Copy each line below in which the word "this" occurs.
---------- Dataset entries
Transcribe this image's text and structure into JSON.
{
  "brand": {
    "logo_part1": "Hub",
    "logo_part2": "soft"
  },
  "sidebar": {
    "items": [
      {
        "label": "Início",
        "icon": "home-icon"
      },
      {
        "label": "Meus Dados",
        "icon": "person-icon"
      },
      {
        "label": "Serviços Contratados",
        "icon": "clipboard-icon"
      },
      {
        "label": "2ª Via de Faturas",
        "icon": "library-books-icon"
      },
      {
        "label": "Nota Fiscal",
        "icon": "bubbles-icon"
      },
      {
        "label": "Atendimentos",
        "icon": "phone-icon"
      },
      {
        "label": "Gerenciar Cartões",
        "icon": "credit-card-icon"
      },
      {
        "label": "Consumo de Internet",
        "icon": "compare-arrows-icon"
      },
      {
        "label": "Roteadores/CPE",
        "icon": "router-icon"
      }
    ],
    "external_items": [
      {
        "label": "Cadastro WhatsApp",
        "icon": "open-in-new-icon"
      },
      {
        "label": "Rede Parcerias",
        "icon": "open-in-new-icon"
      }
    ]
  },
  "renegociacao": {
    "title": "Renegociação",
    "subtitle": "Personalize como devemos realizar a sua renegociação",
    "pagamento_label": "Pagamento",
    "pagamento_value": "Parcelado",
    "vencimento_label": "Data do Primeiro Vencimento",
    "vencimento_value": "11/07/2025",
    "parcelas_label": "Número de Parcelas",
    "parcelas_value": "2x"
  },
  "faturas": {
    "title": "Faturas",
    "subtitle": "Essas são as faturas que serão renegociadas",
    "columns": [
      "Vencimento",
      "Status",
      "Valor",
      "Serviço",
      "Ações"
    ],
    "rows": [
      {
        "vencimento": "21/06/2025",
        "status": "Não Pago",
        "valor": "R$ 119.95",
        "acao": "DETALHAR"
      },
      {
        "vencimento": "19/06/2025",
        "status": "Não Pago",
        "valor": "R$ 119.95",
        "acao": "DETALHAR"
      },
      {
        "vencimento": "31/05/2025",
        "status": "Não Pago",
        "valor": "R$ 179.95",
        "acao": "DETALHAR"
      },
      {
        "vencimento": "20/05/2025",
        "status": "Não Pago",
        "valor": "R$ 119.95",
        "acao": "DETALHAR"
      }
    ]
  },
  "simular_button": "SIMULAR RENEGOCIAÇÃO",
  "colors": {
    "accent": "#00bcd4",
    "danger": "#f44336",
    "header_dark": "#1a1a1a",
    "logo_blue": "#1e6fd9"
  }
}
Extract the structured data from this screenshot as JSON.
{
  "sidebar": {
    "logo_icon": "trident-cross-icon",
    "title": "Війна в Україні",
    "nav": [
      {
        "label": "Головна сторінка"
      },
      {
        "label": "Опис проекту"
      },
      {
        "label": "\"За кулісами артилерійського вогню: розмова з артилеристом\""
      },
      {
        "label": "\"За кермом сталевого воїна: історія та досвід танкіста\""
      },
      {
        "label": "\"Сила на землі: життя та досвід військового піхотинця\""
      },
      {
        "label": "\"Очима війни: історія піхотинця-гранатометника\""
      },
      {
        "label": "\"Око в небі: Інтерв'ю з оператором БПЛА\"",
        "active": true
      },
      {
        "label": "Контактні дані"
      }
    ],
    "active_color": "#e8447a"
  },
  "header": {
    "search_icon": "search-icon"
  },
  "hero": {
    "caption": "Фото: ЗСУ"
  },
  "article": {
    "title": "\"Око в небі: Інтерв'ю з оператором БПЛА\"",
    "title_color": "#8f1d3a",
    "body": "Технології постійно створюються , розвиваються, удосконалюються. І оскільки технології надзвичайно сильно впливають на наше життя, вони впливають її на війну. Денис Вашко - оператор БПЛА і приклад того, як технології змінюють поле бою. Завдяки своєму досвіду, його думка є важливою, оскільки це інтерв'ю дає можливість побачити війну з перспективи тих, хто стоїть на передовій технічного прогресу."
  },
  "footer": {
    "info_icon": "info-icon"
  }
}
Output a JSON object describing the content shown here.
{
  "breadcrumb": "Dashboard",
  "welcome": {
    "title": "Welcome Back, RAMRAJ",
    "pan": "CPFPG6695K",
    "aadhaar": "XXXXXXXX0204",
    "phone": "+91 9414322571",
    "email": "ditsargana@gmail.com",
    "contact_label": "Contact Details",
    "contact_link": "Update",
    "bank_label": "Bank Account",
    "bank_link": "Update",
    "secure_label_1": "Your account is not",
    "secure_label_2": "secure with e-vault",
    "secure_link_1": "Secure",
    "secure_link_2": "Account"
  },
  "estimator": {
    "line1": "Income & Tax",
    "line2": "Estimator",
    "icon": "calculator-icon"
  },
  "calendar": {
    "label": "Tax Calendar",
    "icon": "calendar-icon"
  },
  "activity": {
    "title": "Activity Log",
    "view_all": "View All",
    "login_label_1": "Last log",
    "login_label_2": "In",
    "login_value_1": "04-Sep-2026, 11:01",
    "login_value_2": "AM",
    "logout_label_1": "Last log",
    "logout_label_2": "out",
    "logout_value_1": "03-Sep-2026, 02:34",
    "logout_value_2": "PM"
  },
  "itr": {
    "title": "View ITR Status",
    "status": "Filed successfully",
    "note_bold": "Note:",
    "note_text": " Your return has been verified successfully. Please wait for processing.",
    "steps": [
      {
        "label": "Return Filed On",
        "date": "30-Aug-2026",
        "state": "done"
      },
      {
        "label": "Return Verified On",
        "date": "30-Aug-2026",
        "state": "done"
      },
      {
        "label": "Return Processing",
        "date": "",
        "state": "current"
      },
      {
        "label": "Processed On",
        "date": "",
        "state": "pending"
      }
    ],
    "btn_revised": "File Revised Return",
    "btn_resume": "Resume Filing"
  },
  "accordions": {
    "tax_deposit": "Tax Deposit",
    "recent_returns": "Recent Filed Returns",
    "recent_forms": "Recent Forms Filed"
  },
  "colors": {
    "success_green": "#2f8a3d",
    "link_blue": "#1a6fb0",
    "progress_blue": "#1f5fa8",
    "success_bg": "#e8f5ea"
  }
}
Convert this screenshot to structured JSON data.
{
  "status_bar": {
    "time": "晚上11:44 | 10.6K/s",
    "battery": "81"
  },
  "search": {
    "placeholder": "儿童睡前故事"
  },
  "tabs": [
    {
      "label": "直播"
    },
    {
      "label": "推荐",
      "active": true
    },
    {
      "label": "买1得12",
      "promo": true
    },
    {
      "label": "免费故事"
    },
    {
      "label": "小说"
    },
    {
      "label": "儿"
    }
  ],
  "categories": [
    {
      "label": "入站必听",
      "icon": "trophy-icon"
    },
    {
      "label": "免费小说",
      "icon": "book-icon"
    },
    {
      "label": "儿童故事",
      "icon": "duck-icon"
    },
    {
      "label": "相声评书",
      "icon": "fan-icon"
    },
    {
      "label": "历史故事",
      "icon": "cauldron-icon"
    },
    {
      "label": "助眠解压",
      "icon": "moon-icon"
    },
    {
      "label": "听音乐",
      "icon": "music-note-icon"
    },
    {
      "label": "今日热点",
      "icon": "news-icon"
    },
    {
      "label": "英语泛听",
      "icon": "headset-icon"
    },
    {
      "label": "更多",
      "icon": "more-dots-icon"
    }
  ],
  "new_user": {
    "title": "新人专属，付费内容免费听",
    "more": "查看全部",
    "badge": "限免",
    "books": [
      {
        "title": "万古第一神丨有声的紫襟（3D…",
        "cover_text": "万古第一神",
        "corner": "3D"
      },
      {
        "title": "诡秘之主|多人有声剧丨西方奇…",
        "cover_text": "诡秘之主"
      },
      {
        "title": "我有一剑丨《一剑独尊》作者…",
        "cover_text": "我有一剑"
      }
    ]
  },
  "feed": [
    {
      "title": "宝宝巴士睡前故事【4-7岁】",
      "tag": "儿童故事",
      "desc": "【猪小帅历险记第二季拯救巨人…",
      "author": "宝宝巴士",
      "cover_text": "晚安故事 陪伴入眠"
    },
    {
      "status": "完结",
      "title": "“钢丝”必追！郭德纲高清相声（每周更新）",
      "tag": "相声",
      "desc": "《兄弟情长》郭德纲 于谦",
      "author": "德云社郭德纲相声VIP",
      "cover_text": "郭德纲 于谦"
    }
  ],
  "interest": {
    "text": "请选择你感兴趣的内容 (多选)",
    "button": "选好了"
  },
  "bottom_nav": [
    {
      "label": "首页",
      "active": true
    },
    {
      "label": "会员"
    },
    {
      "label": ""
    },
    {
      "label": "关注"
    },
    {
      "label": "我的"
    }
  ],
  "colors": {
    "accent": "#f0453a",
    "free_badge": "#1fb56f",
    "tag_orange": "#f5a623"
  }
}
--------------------
- _Response to the task_:
Transcribe this image's text and structure into JSON.
Extract the structured data from this screenshot as JSON.
Convert this screenshot to structured JSON data.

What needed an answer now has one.